However, as indicated in the pharmacological experiments, mgl-1 activation produces a potent inhibition of pumping. Therefore, one might predict that this receptor mutant would display an exaggerated response to food. This simple view neglects the possibility that the pharyngeal nervous system is additionally providing an integrated control of the pharynx in the absence of food. This is reinforced by the observations in the sensory systems detailing an acute response to mimics of food removal (21). With this in mind, we investigated pharyngeal pumping on food and at two time points after removal from food. These data in the wild type recapitulate observations that suggest that, after food removal, worms stop pumping and slowly increase this for up to 90 min (45, 46). Observations that receptor activation by modulators and neuropeptides inhibits pumping and the data reported in this study suggest that the pharynx and its embedded microcircuit allows for an intricate balance in tone. Mutants that exhibit an exaggerated pumping in response to food withdrawal suggest that there is a loss of this tone. The observation that mgl-1 mutants belong to this class suggests that they function in such a way and is consistent with the observation that pharmacological activation of the receptor leads to an inhibition of pharyngeal function. The expression pattern of mgl-1 and the tractable effect of mGluR agonists in the isolated pharyngeal preparations suggest that mgl-1 could exert such an effect at the level of the circuit within the intact organism. The exaggerated pumping phenotype of mgl-1(tm1811) was restricted to early time points following acute food removal, and the elevated pumping after a prolonged period off food was equivalent in all mutant backgrounds. These observations highlight the selective contribution of mgl-1 at a discrete time point of an adaptive response.

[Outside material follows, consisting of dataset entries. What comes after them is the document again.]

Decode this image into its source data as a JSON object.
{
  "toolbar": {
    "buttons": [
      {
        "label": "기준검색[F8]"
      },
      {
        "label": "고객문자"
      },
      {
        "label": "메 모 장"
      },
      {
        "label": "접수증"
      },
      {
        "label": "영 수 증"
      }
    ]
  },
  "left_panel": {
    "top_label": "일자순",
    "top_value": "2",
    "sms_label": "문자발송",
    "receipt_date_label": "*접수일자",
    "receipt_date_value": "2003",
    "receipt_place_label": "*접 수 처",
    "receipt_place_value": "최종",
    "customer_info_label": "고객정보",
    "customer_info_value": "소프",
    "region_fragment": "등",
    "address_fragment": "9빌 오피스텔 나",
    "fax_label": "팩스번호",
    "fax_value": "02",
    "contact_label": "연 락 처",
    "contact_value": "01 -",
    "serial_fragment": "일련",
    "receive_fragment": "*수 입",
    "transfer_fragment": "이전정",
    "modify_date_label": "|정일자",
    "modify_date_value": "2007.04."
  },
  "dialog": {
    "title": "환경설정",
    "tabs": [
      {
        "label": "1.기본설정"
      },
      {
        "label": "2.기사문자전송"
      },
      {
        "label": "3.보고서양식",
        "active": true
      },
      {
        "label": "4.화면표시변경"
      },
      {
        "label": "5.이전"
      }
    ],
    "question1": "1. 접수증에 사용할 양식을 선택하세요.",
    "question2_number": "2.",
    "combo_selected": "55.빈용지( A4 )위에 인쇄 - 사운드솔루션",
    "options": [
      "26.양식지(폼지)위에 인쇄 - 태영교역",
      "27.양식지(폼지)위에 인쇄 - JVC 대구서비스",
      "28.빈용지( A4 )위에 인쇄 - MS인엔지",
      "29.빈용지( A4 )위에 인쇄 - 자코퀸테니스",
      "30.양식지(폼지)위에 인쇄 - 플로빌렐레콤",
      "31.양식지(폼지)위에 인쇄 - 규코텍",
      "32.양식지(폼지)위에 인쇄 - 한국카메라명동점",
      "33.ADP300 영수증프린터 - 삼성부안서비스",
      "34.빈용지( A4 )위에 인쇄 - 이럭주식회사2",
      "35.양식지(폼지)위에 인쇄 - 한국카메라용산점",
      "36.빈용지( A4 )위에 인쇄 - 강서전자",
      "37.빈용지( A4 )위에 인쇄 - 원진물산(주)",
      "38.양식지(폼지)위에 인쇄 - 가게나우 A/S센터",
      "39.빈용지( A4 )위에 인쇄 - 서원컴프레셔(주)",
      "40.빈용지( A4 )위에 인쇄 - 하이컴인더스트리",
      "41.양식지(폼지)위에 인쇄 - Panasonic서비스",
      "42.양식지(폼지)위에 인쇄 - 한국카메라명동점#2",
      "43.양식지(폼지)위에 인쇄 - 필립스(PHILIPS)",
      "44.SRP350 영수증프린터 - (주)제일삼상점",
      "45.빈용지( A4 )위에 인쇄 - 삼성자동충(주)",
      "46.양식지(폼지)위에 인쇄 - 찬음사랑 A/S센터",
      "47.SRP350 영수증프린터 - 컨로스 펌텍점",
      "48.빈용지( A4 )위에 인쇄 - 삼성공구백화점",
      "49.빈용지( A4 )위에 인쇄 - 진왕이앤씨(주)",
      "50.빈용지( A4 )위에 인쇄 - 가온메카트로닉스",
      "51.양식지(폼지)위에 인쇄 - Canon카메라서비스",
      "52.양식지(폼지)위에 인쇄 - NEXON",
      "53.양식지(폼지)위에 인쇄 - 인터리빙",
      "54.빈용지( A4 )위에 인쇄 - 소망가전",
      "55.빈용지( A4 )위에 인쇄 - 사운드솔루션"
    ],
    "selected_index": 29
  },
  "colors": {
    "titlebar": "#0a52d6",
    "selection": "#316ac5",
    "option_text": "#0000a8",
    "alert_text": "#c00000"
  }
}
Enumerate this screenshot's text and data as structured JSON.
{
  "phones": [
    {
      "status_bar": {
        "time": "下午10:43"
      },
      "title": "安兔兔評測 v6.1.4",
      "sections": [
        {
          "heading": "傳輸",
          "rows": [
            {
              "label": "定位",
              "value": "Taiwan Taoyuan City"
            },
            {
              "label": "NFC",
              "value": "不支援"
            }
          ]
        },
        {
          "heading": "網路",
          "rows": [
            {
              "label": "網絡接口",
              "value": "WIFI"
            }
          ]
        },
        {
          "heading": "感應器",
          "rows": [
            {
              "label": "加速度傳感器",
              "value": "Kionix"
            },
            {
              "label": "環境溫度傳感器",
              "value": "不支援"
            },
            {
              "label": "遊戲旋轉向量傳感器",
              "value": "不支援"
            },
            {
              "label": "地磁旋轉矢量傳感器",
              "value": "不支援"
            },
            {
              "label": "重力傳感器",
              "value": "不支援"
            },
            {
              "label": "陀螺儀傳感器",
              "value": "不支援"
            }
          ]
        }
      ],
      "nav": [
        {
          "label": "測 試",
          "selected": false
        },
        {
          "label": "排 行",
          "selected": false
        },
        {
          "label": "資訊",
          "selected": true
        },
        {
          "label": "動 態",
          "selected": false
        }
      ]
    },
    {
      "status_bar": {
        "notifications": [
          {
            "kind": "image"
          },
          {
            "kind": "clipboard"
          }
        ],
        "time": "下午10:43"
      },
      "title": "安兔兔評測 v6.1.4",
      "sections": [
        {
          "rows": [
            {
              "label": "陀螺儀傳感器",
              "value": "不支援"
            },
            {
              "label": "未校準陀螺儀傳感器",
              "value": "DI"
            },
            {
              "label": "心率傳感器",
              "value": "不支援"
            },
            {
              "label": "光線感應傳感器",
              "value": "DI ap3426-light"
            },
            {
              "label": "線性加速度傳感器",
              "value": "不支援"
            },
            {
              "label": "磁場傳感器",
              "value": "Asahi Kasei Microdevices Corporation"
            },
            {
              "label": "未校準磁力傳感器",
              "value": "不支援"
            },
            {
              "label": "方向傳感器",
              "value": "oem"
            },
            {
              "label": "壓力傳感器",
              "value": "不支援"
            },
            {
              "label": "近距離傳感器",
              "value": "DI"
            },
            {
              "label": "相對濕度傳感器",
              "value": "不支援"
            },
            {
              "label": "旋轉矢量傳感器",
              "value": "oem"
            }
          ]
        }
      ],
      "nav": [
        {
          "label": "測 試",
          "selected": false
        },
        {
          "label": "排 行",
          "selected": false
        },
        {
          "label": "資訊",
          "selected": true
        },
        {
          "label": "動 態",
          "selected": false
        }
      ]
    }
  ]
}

Overall, our observations highlight a powerful effect of mgl-1 in the modulation of pharyngeal pumping behavior. The modulation revealed by pharmacological investigations is reinforced by behavioral investigations and suggest a wider significance of MGL-mediated signaling. As highlighted by the molecular diversity of C. elegans mgl subtypes, this mode of glutamate signaling already exhibits significant complexity. Therefore, C. elegans can model fundamental aspects of the key processes by which these receptors underpin function in higher organisms.
Some strains were provided by the CGC, which is funded by National Institutes of Health Office of Research Infrastructure Programs (P40 OD010440).
5The abbreviations used are: